I have been writing as if I am climbing a hill, and this is not an unhelpful metaphor, but it is still a metaphor. It is a funny way of saying that more and more I am simply standing in place, giving attention to what arises, learning how to let it go nameless, learning how to let it drift away.
A Course in Miracles does not call it a mountain but a bridge. When you finally step onto the bridge and begin crossing, life becomes a little disoriented, a little discombobulated. You know where you’re going – and you’re ready to go, you’re more than ready – but you’re still close to what you left. The gravitational pull of illusion is still tangible.
In the transition there is a period of confusion, in which a sense of actual disorientation may occur. But fear it not, for it means only that you have willing to let go your hold on the distorted frame of reference that seemed to hold your world together (T-16.VI.7:4-5).
“Bridge,” like “hill,” is misleading because it implies we are in motion: that we are actually going somewhere, actually doing something. But in fact, the bridge – like the hill – is simply “a transition in the perspective of reality” (T-16.VI.7:1). We are not doing a damn thing except learning how to see without the error inherent in perception. We don’t do anything to perception; we simply begin to apprehend what lies beyond it. We stop falling for lies; we begin to realize (and accept) that “Truth is true” (T-14.II.2:5).
In a way, to even write this is a kind of frivolity. It is an experience that doesn’t lend itself to language, and it is so personal that what resonates for one of us can seem cold and dead to another. On the other hand, it’s not possible to make a mistake. So you do what you can, and let the various chips fall where they fall. The Truth is beyond our ability to injure or impair; all we can really do is studiously avoid looking at it. But you and I are mostly past that now, thank Christ.
Perhaps what I am trying to say is that you, like me, have begun the last steps of what A Course in Miracles calls a “journey without distance” (T-8.VI.9:7). And rather than fuss about the external details – who is with us, who has left us, what we’re carrying and so forth – perhaps it is time to simply focus on this last journey: this brief passage across the bridge that isn’t real, this brief ascent up a hill that doesn’t exist.
Delay will hurt you now more than before, only because you realize it is delay, and that escape from pain is really possible. Find hope and comfort, rather than despair in this . . . you are no longer wholly insane, and you would soon recognize the guilt of self-betrayal for what it is (T-16.VI.8:6-8).

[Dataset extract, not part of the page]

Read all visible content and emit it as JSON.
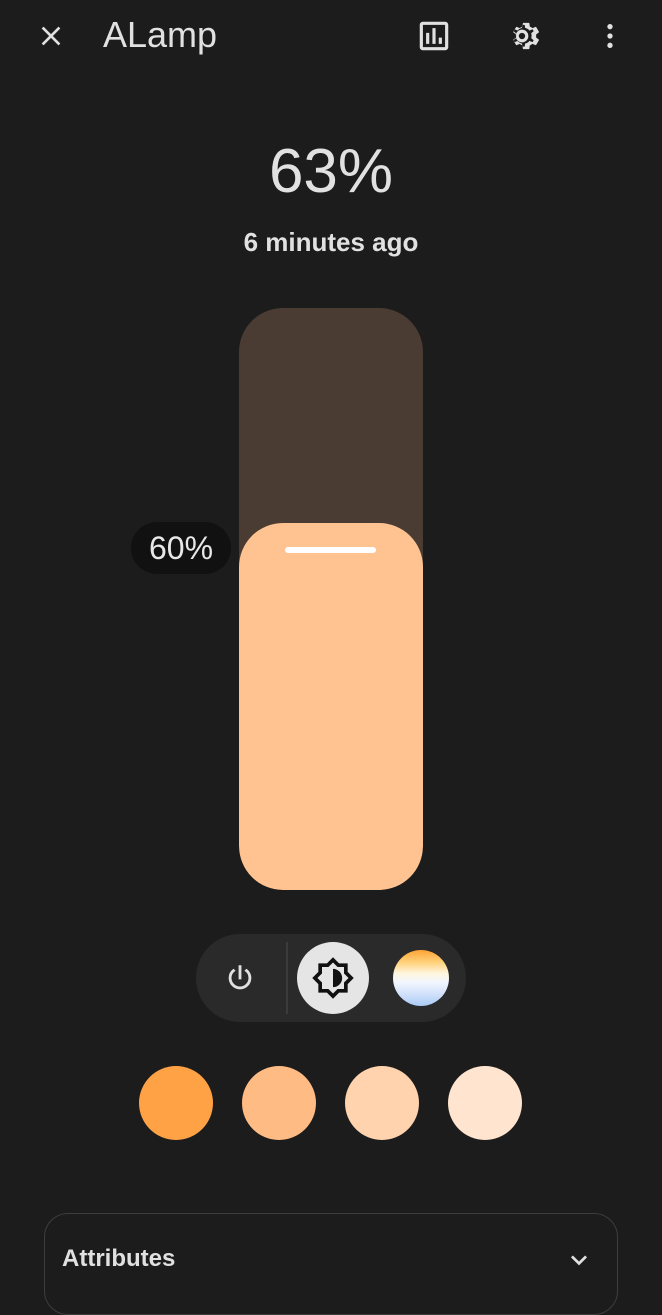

Be attentive; be kind; be helpful. Forget yourself. Forgive yourself quickly and generously when you seem to fall short. There are no mistakes in salvation! (M-3.1:6) All the gift of our attention reveals is that we’re okay – we’re more than okay. We are home.